The Food and Drink Federation (FDF) wants aspects of competition law to be set aside in order to allow companies to coordinate and direct food supplies with each other should the UK exit the EU with a no-deal Brexit.
Currently the law does not allow this as companies face being fined by the Competition and Markets Authority (CMA).
The FDF said, “We asked for these reassurances at the end of last year. But we’re still waiting.”
FDF’s chief operating officer Tim Rycroft told the BBC, “In the event of no-deal disruption, if the government wants the food supply chain to work together to tackle likely shortages, to decide where to prioritise shipments they will have to provide cast-iron written reassurances that competition law will not be strictly applied to those discussions.”
A retailer told the BBC that 31 October “is about the worst day you can pick” as warehouse capacity operates at 105% in November compared to 75 to 80% in March.
The UK would need 30 large warehouses to store a week’s extra food supply for the UK.
Another retailer said, “At the extreme, people like me and people from government will have to decide where lorries go to keep food supply chains going.

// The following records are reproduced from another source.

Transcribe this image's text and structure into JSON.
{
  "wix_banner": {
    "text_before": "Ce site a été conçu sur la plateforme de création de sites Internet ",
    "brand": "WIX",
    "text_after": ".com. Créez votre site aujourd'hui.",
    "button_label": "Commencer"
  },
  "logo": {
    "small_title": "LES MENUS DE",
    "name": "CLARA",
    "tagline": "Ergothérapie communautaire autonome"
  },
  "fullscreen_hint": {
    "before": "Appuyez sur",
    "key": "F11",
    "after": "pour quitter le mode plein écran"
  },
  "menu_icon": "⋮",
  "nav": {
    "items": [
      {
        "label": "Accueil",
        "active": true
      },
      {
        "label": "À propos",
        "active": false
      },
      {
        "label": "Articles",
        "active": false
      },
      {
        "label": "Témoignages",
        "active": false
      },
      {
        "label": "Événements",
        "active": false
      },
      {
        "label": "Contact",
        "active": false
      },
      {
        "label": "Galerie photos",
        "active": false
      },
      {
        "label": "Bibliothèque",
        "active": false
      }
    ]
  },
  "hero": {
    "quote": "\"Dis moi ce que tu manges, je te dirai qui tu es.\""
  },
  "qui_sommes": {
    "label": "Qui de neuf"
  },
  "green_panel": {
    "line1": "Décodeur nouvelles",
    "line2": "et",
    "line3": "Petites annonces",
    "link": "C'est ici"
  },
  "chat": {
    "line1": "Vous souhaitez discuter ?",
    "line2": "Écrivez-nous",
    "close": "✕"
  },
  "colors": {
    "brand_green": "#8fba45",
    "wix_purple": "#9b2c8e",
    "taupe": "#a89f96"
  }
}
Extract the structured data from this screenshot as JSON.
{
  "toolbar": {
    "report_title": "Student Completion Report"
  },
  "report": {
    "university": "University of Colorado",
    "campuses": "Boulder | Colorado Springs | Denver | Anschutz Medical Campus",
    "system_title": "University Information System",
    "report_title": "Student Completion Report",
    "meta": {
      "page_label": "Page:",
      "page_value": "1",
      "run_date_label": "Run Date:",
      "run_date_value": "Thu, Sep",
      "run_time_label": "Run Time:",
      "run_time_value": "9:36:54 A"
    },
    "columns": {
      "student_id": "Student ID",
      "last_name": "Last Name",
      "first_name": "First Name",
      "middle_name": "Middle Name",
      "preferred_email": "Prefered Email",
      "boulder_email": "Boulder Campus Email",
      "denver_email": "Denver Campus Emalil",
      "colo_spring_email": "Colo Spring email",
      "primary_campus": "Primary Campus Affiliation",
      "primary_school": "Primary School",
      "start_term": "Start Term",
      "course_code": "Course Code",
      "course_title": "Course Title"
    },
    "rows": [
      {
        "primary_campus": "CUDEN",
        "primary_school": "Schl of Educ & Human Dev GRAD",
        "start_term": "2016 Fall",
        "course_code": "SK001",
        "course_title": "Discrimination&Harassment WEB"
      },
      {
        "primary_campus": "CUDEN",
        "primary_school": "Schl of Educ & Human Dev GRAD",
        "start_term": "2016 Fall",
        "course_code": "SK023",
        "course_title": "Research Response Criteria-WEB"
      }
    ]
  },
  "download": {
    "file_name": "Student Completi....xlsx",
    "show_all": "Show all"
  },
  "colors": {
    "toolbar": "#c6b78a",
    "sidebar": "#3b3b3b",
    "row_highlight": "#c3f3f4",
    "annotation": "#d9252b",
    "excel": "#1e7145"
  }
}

“And in that scenario, we’d have to work with competitors, and the government would have to suspend competition laws.”